*** Opening Data records ***

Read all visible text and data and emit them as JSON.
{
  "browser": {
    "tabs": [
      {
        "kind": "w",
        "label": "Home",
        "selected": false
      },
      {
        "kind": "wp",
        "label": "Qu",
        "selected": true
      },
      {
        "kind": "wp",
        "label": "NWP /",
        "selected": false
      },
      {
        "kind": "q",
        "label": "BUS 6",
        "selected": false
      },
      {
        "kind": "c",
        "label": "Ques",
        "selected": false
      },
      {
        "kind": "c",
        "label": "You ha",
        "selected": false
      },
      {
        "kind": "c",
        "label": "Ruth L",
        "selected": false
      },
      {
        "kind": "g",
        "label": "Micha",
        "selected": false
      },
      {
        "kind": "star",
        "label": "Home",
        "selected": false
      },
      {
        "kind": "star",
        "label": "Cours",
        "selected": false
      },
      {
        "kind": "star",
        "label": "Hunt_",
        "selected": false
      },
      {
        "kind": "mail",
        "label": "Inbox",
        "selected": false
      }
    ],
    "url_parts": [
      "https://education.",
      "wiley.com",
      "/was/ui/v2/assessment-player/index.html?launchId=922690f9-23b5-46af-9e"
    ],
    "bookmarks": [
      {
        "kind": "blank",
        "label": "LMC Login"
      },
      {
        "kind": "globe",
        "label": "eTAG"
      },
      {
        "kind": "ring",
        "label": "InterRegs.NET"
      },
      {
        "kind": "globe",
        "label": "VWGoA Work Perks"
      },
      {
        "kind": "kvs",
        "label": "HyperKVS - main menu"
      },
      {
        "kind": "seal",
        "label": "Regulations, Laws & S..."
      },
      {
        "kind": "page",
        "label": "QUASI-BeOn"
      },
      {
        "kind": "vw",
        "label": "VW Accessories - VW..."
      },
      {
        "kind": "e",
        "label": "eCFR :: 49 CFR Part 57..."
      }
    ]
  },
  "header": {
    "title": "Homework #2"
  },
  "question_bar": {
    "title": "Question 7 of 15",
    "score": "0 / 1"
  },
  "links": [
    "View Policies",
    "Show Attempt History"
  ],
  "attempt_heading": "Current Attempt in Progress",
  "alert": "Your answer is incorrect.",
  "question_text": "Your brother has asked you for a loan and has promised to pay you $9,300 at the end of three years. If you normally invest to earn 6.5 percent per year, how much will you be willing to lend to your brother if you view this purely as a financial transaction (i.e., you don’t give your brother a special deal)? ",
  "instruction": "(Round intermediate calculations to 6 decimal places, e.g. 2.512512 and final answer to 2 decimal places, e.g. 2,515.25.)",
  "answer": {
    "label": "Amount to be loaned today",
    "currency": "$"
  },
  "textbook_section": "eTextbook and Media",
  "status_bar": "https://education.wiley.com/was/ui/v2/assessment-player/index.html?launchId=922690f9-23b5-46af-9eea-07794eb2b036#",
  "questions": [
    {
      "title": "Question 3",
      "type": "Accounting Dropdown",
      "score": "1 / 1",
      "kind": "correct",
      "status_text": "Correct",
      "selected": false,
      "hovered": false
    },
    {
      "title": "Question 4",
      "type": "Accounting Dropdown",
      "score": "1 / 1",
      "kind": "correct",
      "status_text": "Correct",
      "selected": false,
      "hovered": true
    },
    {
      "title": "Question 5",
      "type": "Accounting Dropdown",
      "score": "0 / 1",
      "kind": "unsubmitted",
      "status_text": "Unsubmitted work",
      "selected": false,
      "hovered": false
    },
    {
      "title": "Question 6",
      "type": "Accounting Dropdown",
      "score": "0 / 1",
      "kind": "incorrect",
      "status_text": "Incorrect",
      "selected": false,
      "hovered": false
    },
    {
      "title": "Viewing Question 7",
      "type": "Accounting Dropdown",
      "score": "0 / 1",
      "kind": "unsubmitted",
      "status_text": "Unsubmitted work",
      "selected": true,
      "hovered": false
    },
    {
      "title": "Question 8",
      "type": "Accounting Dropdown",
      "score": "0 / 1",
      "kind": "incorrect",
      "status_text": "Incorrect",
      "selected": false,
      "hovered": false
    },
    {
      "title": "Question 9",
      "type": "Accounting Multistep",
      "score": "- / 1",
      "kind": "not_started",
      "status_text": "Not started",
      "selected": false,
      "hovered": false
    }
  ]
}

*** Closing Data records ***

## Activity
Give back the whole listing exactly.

## Answer to this exercise
Read all visible text and data and emit them as JSON.
{
  "browser": {
    "tabs": [
      {
        "kind": "w",
        "label": "Home",
        "selected": false
      },
      {
        "kind": "wp",
        "label": "Qu",
        "selected": true
      },
      {
        "kind": "wp",
        "label": "NWP /",
        "selected": false
      },
      {
        "kind": "q",
        "label": "BUS 6",
        "selected": false
      },
      {
        "kind": "c",
        "label": "Ques",
        "selected": false
      },
      {
        "kind": "c",
        "label": "You ha",
        "selected": false
      },
      {
        "kind": "c",
        "label": "Ruth L",
        "selected": false
      },
      {
        "kind": "g",
        "label": "Micha",
        "selected": false
      },
      {
        "kind": "star",
        "label": "Home",
        "selected": false
      },
      {
        "kind": "star",
        "label": "Cours",
        "selected": false
      },
      {
        "kind": "star",
        "label": "Hunt_",
        "selected": false
      },
      {
        "kind": "mail",
        "label": "Inbox",
        "selected": false
      }
    ],
    "url_parts": [
      "https://education.",
      "wiley.com",
      "/was/ui/v2/assessment-player/index.html?launchId=922690f9-23b5-46af-9e"
    ],
    "bookmarks": [
      {
        "kind": "blank",
        "label": "LMC Login"
      },
      {
        "kind": "globe",
        "label": "eTAG"
      },
      {
        "kind": "ring",
        "label": "InterRegs.NET"
      },
      {
        "kind": "globe",
        "label": "VWGoA Work Perks"
      },
      {
        "kind": "kvs",
        "label": "HyperKVS - main menu"
      },
      {
        "kind": "seal",
        "label": "Regulations, Laws & S..."
      },
      {
        "kind": "page",
        "label": "QUASI-BeOn"
      },
      {
        "kind": "vw",
        "label": "VW Accessories - VW..."
      },
      {
        "kind": "e",
        "label": "eCFR :: 49 CFR Part 57..."
      }
    ]
  },
  "header": {
    "title": "Homework #2"
  },
  "question_bar": {
    "title": "Question 7 of 15",
    "score": "0 / 1"
  },
  "links": [
    "View Policies",
    "Show Attempt History"
  ],
  "attempt_heading": "Current Attempt in Progress",
  "alert": "Your answer is incorrect.",
  "question_text": "Your brother has asked you for a loan and has promised to pay you $9,300 at the end of three years. If you normally invest to earn 6.5 percent per year, how much will you be willing to lend to your brother if you view this purely as a financial transaction (i.e., you don’t give your brother a special deal)? ",
  "instruction": "(Round intermediate calculations to 6 decimal places, e.g. 2.512512 and final answer to 2 decimal places, e.g. 2,515.25.)",
  "answer": {
    "label": "Amount to be loaned today",
    "currency": "$"
  },
  "textbook_section": "eTextbook and Media",
  "status_bar": "https://education.wiley.com/was/ui/v2/assessment-player/index.html?launchId=922690f9-23b5-46af-9eea-07794eb2b036#",
  "questions": [
    {
      "title": "Question 3",
      "type": "Accounting Dropdown",
      "score": "1 / 1",
      "kind": "correct",
      "status_text": "Correct",
      "selected": false,
      "hovered": false
    },
    {
      "title": "Question 4",
      "type": "Accounting Dropdown",
      "score": "1 / 1",
      "kind": "correct",
      "status_text": "Correct",
      "selected": false,
      "hovered": true
    },
    {
      "title": "Question 5",
      "type": "Accounting Dropdown",
      "score": "0 / 1",
      "kind": "unsubmitted",
      "status_text": "Unsubmitted work",
      "selected": false,
      "hovered": false
    },
    {
      "title": "Question 6",
      "type": "Accounting Dropdown",
      "score": "0 / 1",
      "kind": "incorrect",
      "status_text": "Incorrect",
      "selected": false,
      "hovered": false
    },
    {
      "title": "Viewing Question 7",
      "type": "Accounting Dropdown",
      "score": "0 / 1",
      "kind": "unsubmitted",
      "status_text": "Unsubmitted work",
      "selected": true,
      "hovered": false
    },
    {
      "title": "Question 8",
      "type": "Accounting Dropdown",
      "score": "0 / 1",
      "kind": "incorrect",
      "status_text": "Incorrect",
      "selected": false,
      "hovered": false
    },
    {
      "title": "Question 9",
      "type": "Accounting Multistep",
      "score": "- / 1",
      "kind": "not_started",
      "status_text": "Not started",
      "selected": false,
      "hovered": false
    }
  ]
}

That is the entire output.